EXERCISE DIRECTIONS
Return all the data exactly, keeping the pictures out.

:: RECORDS FOR THE EXERCISE

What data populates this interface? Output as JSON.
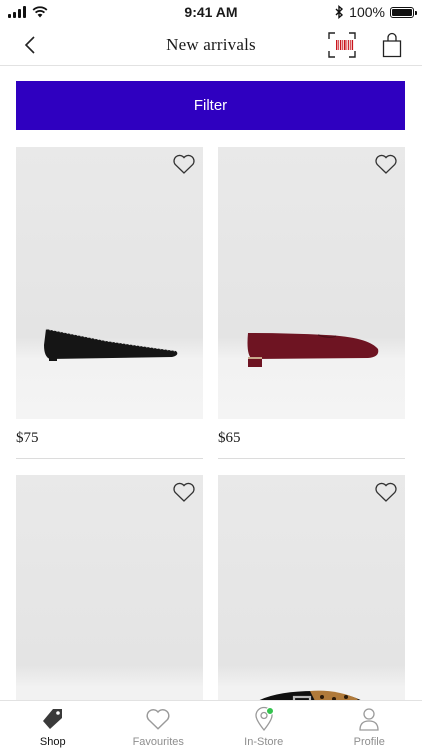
{
  "status_bar": {
    "time": "9:41 AM",
    "battery": "100%",
    "battery_level": 1.0
  },
  "nav": {
    "title": "New arrivals",
    "icons": [
      "back-chevron-icon",
      "barcode-scanner-icon",
      "shopping-bag-icon"
    ]
  },
  "filter": {
    "label": "Filter"
  },
  "products": [
    {
      "price": "$75",
      "color": "#151515",
      "style": "flat",
      "icon": "heart-outline-icon"
    },
    {
      "price": "$65",
      "color": "#6e1422",
      "style": "loafer",
      "icon": "heart-outline-icon"
    },
    {
      "price": "",
      "color": "#121212",
      "style": "loafer",
      "icon": "heart-outline-icon"
    },
    {
      "price": "",
      "color": "#101010",
      "style": "creeper",
      "icon": "heart-outline-icon"
    }
  ],
  "tabs": [
    {
      "label": "Shop",
      "icon": "tag-icon",
      "active": true
    },
    {
      "label": "Favourites",
      "icon": "heart-icon",
      "active": false
    },
    {
      "label": "In-Store",
      "icon": "location-pin-icon",
      "active": false,
      "badge_color": "#33c24d"
    },
    {
      "label": "Profile",
      "icon": "person-icon",
      "active": false
    }
  ],
  "colors": {
    "accent": "#2f00c0",
    "barcode": "#c9141c",
    "badge": "#33c24d"
  }
}
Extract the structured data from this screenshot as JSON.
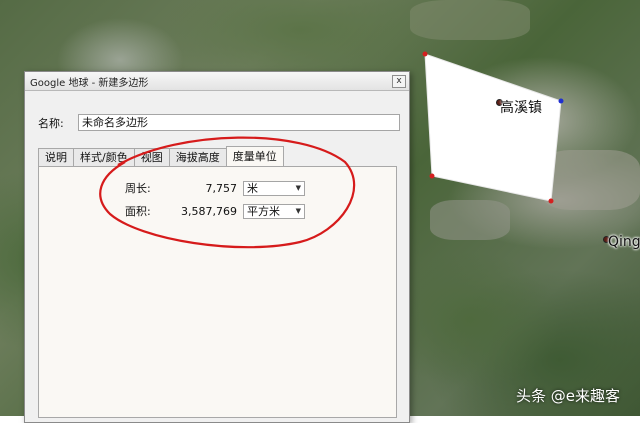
{
  "map": {
    "town_label": "高溪镇",
    "edge_label": "Qing",
    "watermark": "头条 @e来趣客"
  },
  "dialog": {
    "title": "Google 地球 - 新建多边形",
    "close_glyph": "x",
    "name_label": "名称:",
    "name_value": "未命名多边形",
    "tabs": [
      "说明",
      "样式/颜色",
      "视图",
      "海拔高度",
      "度量单位"
    ],
    "active_tab": "度量单位",
    "perimeter": {
      "label": "周长:",
      "value": "7,757",
      "unit": "米"
    },
    "area": {
      "label": "面积:",
      "value": "3,587,769",
      "unit": "平方米"
    }
  },
  "colors": {
    "polygon_fill": "#ffffff",
    "vertex": "#d42020",
    "vertex_selected": "#2030d0",
    "annotation": "#d61b1b"
  }
}
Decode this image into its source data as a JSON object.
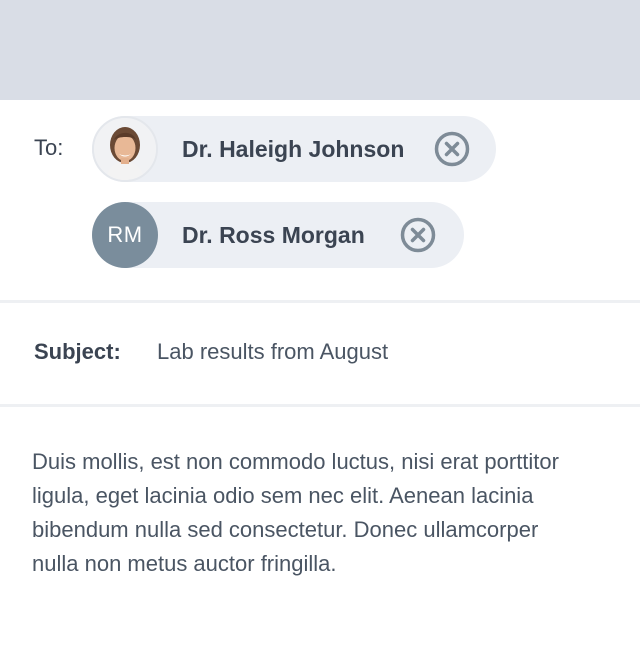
{
  "compose": {
    "to_label": "To:",
    "recipients": [
      {
        "name": "Dr. Haleigh Johnson",
        "avatar_type": "photo",
        "remove_icon": "close-circle-icon"
      },
      {
        "name": "Dr. Ross Morgan",
        "avatar_type": "initials",
        "initials": "RM",
        "avatar_color": "#7a8d9c",
        "remove_icon": "close-circle-icon"
      }
    ],
    "subject_label": "Subject:",
    "subject_value": "Lab results from August",
    "body": "Duis mollis, est non commodo luctus, nisi erat porttitor ligula, eget lacinia odio sem nec elit. Aenean lacinia bibendum nulla sed consectetur. Donec ullamcorper nulla non metus auctor fringilla."
  },
  "colors": {
    "header_background": "#d9dde6",
    "chip_background": "#eceff4",
    "remove_icon": "#7e8b97",
    "text": "#3b4452"
  }
}
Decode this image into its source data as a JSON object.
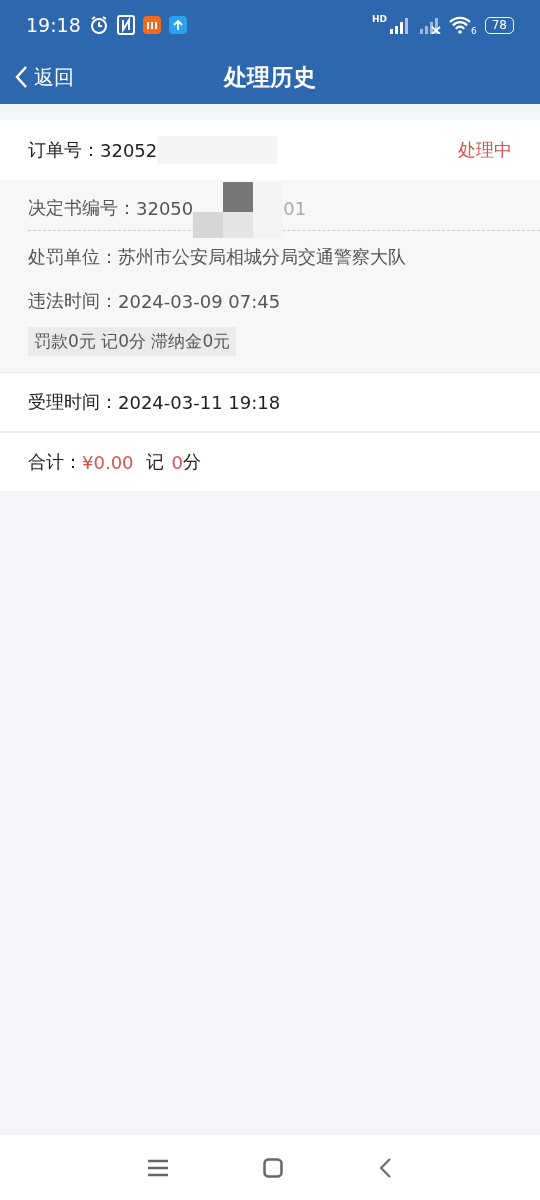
{
  "status_bar": {
    "time": "19:18",
    "network_label": "HD",
    "wifi_label": "6",
    "battery": "78"
  },
  "header": {
    "back_label": "返回",
    "title": "处理历史"
  },
  "order": {
    "label": "订单号：",
    "number": "32052",
    "status": "处理中"
  },
  "details": {
    "decision_label": "决定书编号：",
    "decision_start": "32050",
    "decision_end": "01",
    "rows": [
      {
        "label": "处罚单位：",
        "value": "苏州市公安局相城分局交通警察大队"
      },
      {
        "label": "违法时间：",
        "value": "2024-03-09 07:45"
      }
    ],
    "penalty": "罚款0元 记0分 滞纳金0元"
  },
  "accept": {
    "label": "受理时间：",
    "value": "2024-03-11 19:18"
  },
  "total": {
    "label": "合计：",
    "amount": "¥0.00",
    "points_label": "记",
    "points": "0",
    "points_unit": "分"
  }
}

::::

TASK ANSWER
What data populates this interface? Output as JSON.
{
  "status_bar": {
    "time": "9:41 AM",
    "battery": "100%",
    "battery_level": 1.0
  },
  "nav": {
    "title": "New arrivals",
    "icons": [
      "back-chevron-icon",
      "barcode-scanner-icon",
      "shopping-bag-icon"
    ]
  },
  "filter": {
    "label": "Filter"
  },
  "products": [
    {
      "price": "$75",
      "color": "#151515",
      "style": "flat",
      "icon": "heart-outline-icon"
    },
    {
      "price": "$65",
      "color": "#6e1422",
      "style": "loafer",
      "icon": "heart-outline-icon"
    },
    {
      "price": "",
      "color": "#121212",
      "style": "loafer",
      "icon": "heart-outline-icon"
    },
    {
      "price": "",
      "color": "#101010",
      "style": "creeper",
      "icon": "heart-outline-icon"
    }
  ],
  "tabs": [
    {
      "label": "Shop",
      "icon": "tag-icon",
      "active": true
    },
    {
      "label": "Favourites",
      "icon": "heart-icon",
      "active": false
    },
    {
      "label": "In-Store",
      "icon": "location-pin-icon",
      "active": false,
      "badge_color": "#33c24d"
    },
    {
      "label": "Profile",
      "icon": "person-icon",
      "active": false
    }
  ],
  "colors": {
    "accent": "#2f00c0",
    "barcode": "#c9141c",
    "badge": "#33c24d"
  }
}
Extract the structured data from this screenshot as JSON.
{
  "map": {
    "town_label": "高溪镇",
    "edge_label": "Qing",
    "watermark": "头条 @e来趣客"
  },
  "dialog": {
    "title": "Google 地球 - 新建多边形",
    "close_glyph": "x",
    "name_label": "名称:",
    "name_value": "未命名多边形",
    "tabs": [
      "说明",
      "样式/颜色",
      "视图",
      "海拔高度",
      "度量单位"
    ],
    "active_tab": "度量单位",
    "perimeter": {
      "label": "周长:",
      "value": "7,757",
      "unit": "米"
    },
    "area": {
      "label": "面积:",
      "value": "3,587,769",
      "unit": "平方米"
    }
  },
  "colors": {
    "polygon_fill": "#ffffff",
    "vertex": "#d42020",
    "vertex_selected": "#2030d0",
    "annotation": "#d61b1b"
  }
}
Decode this image into its source data as a JSON object.
{
  "compose": {
    "to_label": "To:",
    "recipients": [
      {
        "name": "Dr. Haleigh Johnson",
        "avatar_type": "photo",
        "remove_icon": "close-circle-icon"
      },
      {
        "name": "Dr. Ross Morgan",
        "avatar_type": "initials",
        "initials": "RM",
        "avatar_color": "#7a8d9c",
        "remove_icon": "close-circle-icon"
      }
    ],
    "subject_label": "Subject:",
    "subject_value": "Lab results from August",
    "body": "Duis mollis, est non commodo luctus, nisi erat porttitor ligula, eget lacinia odio sem nec elit. Aenean lacinia bibendum nulla sed consectetur. Donec ullamcorper nulla non metus auctor fringilla."
  },
  "colors": {
    "header_background": "#d9dde6",
    "chip_background": "#eceff4",
    "remove_icon": "#7e8b97",
    "text": "#3b4452"
  }
}
Decode this image into its source data as a JSON object.
{
  "status_bar": {
    "time": "19:18",
    "network_label": "HD",
    "wifi_label": "6",
    "battery": "78"
  },
  "header": {
    "back_label": "返回",
    "title": "处理历史"
  },
  "order": {
    "label": "订单号：",
    "number": "32052",
    "status": "处理中"
  },
  "details": {
    "decision_label": "决定书编号：",
    "decision_start": "32050",
    "decision_end": "01",
    "rows": [
      {
        "label": "处罚单位：",
        "value": "苏州市公安局相城分局交通警察大队"
      },
      {
        "label": "违法时间：",
        "value": "2024-03-09 07:45"
      }
    ],
    "penalty": "罚款0元 记0分 滞纳金0元"
  },
  "accept": {
    "label": "受理时间：",
    "value": "2024-03-11 19:18"
  },
  "total": {
    "label": "合计：",
    "amount": "¥0.00",
    "points_label": "记",
    "points": "0",
    "points_unit": "分"
  }
}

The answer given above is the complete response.